Bama (Natl Champ)
Alabama Crimson Tide (National Championship)
L, 23-26

Georgia has finally arrived. Yes, I think we've been saying that since 2002. That was a good year and I never thought it would get any better. However, each year something happens to the program that proves to me that UGA is upgrading from Windows 2000 to XP to Vista. They are becoming an elite program that can recruit with the best of them...out of state! In the past, we've had good luck with in-state talent but out-of-state is a recent trend that seems to be getting stronger each season. Orson Charles is proof that Hollywood, South Beach, and 100K stadiums are no match for "lil' ol' Athens."

So what does this successful battle against USC, Tennessee, Florida, Florida State, and Miami signify? It means UGA can do anything it wants and it will only get better next year. Call it what you will but Orson Charles was the most important signee in this year's class. He's a man of high character, a proven winner, and has "freakish" abilities you can't develop. Georgia beat out 53 other schools for the services of gunslinger Aaron Murray, Lane Kiffin couldn't fight off grandma for Marlon Brown, and it seemed like track star Branden Smith couldn't get on Hwy 316 quick enough. But one guy who just put the nitrous and glycerine together to create the BOOM is a late-signee from Plant High School in Florida.
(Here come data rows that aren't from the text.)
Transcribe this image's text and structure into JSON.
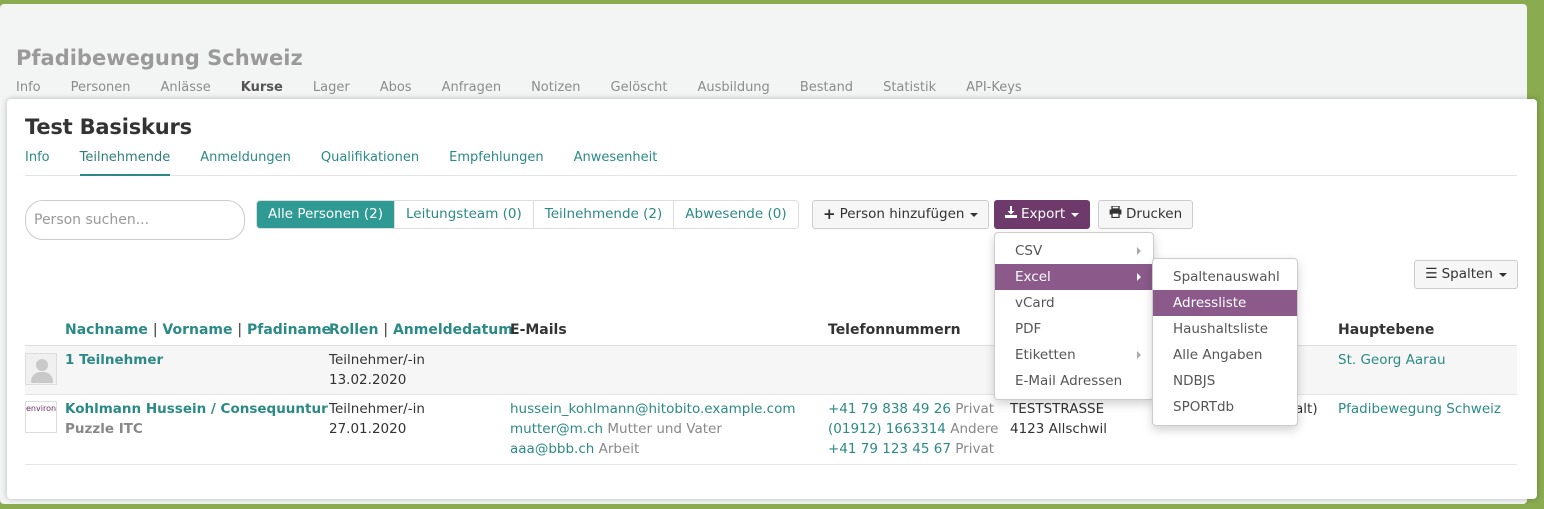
{
  "background": {
    "group_title": "Pfadibewegung Schweiz",
    "nav": [
      "Info",
      "Personen",
      "Anlässe",
      "Kurse",
      "Lager",
      "Abos",
      "Anfragen",
      "Notizen",
      "Gelöscht",
      "Ausbildung",
      "Bestand",
      "Statistik",
      "API-Keys"
    ]
  },
  "course": {
    "title": "Test Basiskurs",
    "tabs": [
      "Info",
      "Teilnehmende",
      "Anmeldungen",
      "Qualifikationen",
      "Empfehlungen",
      "Anwesenheit"
    ]
  },
  "search": {
    "placeholder": "Person suchen..."
  },
  "filters": [
    "Alle Personen (2)",
    "Leitungsteam (0)",
    "Teilnehmende (2)",
    "Abwesende (0)"
  ],
  "buttons": {
    "add_person": "Person hinzufügen",
    "export": "Export",
    "print": "Drucken",
    "columns": "Spalten"
  },
  "table": {
    "headers": {
      "name_parts": [
        "Nachname",
        "Vorname",
        "Pfadiname"
      ],
      "separator": "|",
      "role_parts": [
        "Rollen",
        "Anmeldedatum"
      ],
      "emails": "E-Mails",
      "phones": "Telefonnummern",
      "main_level": "Hauptebene"
    },
    "rows": [
      {
        "name": "1 Teilnehmer",
        "role": "Teilnehmer/-in",
        "date": "13.02.2020",
        "main_level": "St. Georg Aarau"
      },
      {
        "name": "Kohlmann Hussein / Consequuntur",
        "company": "Puzzle ITC",
        "role": "Teilnehmer/-in",
        "date": "27.01.2020",
        "emails": [
          {
            "address": "hussein_kohlmann@hitobito.example.com",
            "label": ""
          },
          {
            "address": "mutter@m.ch",
            "label": "Mutter und Vater"
          },
          {
            "address": "aaa@bbb.ch",
            "label": "Arbeit"
          }
        ],
        "phones": [
          {
            "number": "+41 79 838 49 26",
            "label": "Privat"
          },
          {
            "number": "(01912) 1663314",
            "label": "Andere"
          },
          {
            "number": "+41 79 123 45 67",
            "label": "Privat"
          }
        ],
        "address_street": "TESTSTRASSE",
        "address_city": "4123 Allschwil",
        "address_partial": "alt)",
        "main_level": "Pfadibewegung Schweiz",
        "logo_text": "environ"
      }
    ]
  },
  "export_menu": {
    "items": [
      "CSV",
      "Excel",
      "vCard",
      "PDF",
      "Etiketten",
      "E-Mail Adressen"
    ],
    "active": "Excel"
  },
  "excel_submenu": {
    "items": [
      "Spaltenauswahl",
      "Adressliste",
      "Haushaltsliste",
      "Alle Angaben",
      "NDBJS",
      "SPORTdb"
    ],
    "active": "Adressliste"
  },
  "colors": {
    "accent": "#2b8a86",
    "export_button": "#6d3a6b",
    "menu_highlight": "#8b5a8b",
    "page_background": "#8aab4f"
  }
}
He's everything Mark Richt builds an offense around. In fact, I would venture to say that Orson Charles may be the pro-style version of spread-offense speedster Percy Harvin. When I say that, I mean his versatility for the type of offense Georgia runs. It will be extremely hard to cover a TE who is 6'3", 230lbs, and runs a 4.5 forty with a lone linebacker, much like Percy's ability to create mismatches in the spread. He creates defensive breakdowns and the inability to double-cover AJ Green and other receivers. His physical attributes make him strong enough to use him as a blocker on running plays, too, so defenses won't be able to guess the play when he comes in. The pro-style offense Richt runs is generally centered around short passes to the TE and RB, while also finding the deeper routes by exposing the open pockets in zone coverages. Better yet, he doesn't even have to play TE! He can line up as a scat back, flanker, trips option, even pitches. The playbook was already thick, now it's going to need a New Testament version because the Second Coming is about to turn tailgates from water to wine.